February will be a month of contrasts for U.S. offshore wind industry. On the positive side, BOEM is moving forward with lease negotiations for an East Coast floating wind pilot array, and six developers submitted over 100 proposals in response to New York’s third offshore wind solicitation.
To support bids, local supply chain development commitments have been presented, which include plans to construct two wind turbine component factories.
At the same time, inflation rates have eased and key commodity indicators, such as U.S. steel plate prices, have also continued to ease.

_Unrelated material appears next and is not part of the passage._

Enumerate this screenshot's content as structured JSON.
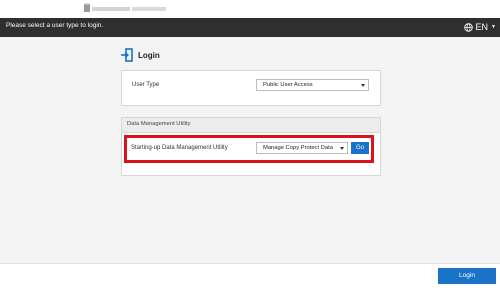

In a move that indicates a strengthening domestic supply chain, a new Jones Act SOV has been announced, and steelmaker Nucor has opened a new steel plate facility focused on the material grades and plate sizes required for domestic offshore wind foundation production.
On the West Coast, ports are beginning to communicate development plans on how they can support California’s emerging floating wind industry.
However, despite the recent reduction in U.S. inflation, developers who have been negotiating power purchase agreements continue to communicate supply chain challenges impacting cost and timeline.
Ørsted has had to book a significant impairment on its Sunrise Wind project. Avangrid, is challenging a state ruling that it needs to build its Commonwealth Wind project and supply power to Massachusetts
Despite these inflationary challenges, the drive to grow the U.S. offshore wind segment into a leading offshore wind market continues. The foundations continue to solidify and support the deployment of 30 GW of offshore wind by 2030 and 110 GW by 2050.
Intelatus' forecast accounts for close to 70 projects that will install over 78 GW of capacity in this and the next decade, and a total 110 GW by 2050. The 78 GW forecast capacity will require capital expenditure amounting to over $240 billion to bring onstream, a recurring annual operations and maintenance spend of around $11 billion once delivered, and close to $35 billion in decommissioning expenditure at the end of commercial operations:
12 OCS developments containing 15 projects with a potential of close to 20 GW are currently undergoing federal permitting review to create the foundation of meeting the 30 GW by 2030 goal. 17.5 GW of project capacity has secured offtake commitments from states.
Longer term, deployment goals by states already amount to over 96 GW. The White House goal of 110 GW by 2050 is looking somewhat conservative.